Discussing Brand Versus Generic Medications

Seema Ledan, PharmD


US Pharmacist. 2020;45(6):25-30. 

In This Article

Discussion Points

Due to misconceptions and lack of understanding of the difference between brand and generic products, educating patients about the facts is vital. Outlined in the next few paragraphs are concepts of discussion that may be important to our patients.

What is the Difference Between Active and Inactive Ingredients?

An active ingredient is the component of the drug that produces the pharmacologic effect on the body. Active ingredients may undergo chemical changes as the product was manufactured and be present in a modified form for it to provide its effect.[6] An example of this would be an extended-release formulation of a medication. An inactive ingredient is a component of the drug that does not affect the therapeutic action of the medication on the body. Inactive ingredients are added to a drug product to help with binding, flavoring, coloring, preserving, or drug transport. Select examples of inactive ingredients are alcohol, gelatin, galactose, lactose, and saccharin.

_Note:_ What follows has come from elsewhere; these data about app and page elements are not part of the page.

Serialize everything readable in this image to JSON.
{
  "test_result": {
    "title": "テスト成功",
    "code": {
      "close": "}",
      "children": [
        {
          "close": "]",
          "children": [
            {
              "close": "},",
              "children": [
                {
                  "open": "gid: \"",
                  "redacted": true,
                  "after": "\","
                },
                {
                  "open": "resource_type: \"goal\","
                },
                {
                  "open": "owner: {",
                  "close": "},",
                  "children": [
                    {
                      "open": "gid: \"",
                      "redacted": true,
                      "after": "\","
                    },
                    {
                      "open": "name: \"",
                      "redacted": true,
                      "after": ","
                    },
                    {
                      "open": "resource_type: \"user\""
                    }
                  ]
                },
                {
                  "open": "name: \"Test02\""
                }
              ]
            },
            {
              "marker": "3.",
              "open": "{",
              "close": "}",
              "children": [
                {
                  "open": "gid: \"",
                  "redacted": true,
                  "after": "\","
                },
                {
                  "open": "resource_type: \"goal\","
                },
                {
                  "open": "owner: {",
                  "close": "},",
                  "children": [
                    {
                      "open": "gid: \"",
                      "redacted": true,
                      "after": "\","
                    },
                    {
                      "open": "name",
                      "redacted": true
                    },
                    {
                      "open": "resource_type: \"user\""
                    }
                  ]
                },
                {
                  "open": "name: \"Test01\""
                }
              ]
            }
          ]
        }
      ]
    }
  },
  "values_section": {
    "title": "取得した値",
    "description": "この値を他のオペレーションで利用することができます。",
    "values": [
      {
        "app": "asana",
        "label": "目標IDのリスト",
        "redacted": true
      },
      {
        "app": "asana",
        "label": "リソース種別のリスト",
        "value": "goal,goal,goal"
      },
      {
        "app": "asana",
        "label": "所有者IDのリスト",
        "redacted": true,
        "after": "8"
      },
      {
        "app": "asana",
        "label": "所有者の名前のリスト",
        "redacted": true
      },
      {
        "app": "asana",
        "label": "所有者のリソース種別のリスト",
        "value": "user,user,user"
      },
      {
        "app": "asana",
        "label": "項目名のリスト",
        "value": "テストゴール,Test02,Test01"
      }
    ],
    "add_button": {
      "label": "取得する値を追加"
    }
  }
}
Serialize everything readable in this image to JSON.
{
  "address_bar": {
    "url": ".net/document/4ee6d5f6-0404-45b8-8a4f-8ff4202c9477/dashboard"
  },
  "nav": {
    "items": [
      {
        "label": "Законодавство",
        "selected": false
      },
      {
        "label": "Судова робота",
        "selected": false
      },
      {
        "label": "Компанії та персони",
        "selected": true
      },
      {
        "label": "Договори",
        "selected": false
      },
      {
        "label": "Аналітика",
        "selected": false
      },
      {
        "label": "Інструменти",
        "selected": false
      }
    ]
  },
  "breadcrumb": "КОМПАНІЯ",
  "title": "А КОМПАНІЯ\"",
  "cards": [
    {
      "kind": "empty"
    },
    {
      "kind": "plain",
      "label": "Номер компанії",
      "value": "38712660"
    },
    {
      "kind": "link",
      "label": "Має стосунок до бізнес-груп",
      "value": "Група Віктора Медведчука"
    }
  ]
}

To gain FDA approval, a generic medication must contain the same active ingredient as the originator medication (i.e., brand-name product). Although the inactive ingredients may be different, the FDA regularly conducts extensive reviews of the generic products to ensure they meet standards. The FDA understands that there may be variability in each batch made, but the amount of variability is limited. This variability can occur between branded medications and generics, but it also can take place between brands as well, due to slight differences in batch manufacturing.[1] The FDA also investigates reported side effects with a brand or generic product to determine if manufacturing changes are needed.

What is the Difference Between a Generic Product and an Authorized Generic?

A generic product is the equivalent of a branded product made by a company separate from the company that makes the brand product. An authorized generic, however, may be marketed by the brand-name drug company or company with the brand's permission but as a generic at a lower cost. Authorized generics are the same as the brand-name drug in that they have the same active and inactive ingredients, but their appearance may differ.[7] An authorized generic may not be listed in the FDA's listing of generic medications, known as the Orange Book, since it is marketed under the brand's New Drug Application versus generic products, which are approved after submission of an ANDA.[7,8]

Both generics and authorized generics may be lower in cost when compared with branded medications since generic manufacturers do not have to complete the clinical trials that were required for branded products.

Is There Anything to Look out for When Switching From a Brand to a Generic Product?

Brand and generic medications are not allowed to look the same, due to trademark laws in the U.S. Differences in color, shape, size, and flavor, however, do not play a role in the way the medications work. As previously stated, variability does occur in batches but at very small, nonsignificant levels. For example, a large study comparing generics with brand-name medicines found small differences of only 3.5% in absorption into the body between generic and brand medicines.[9]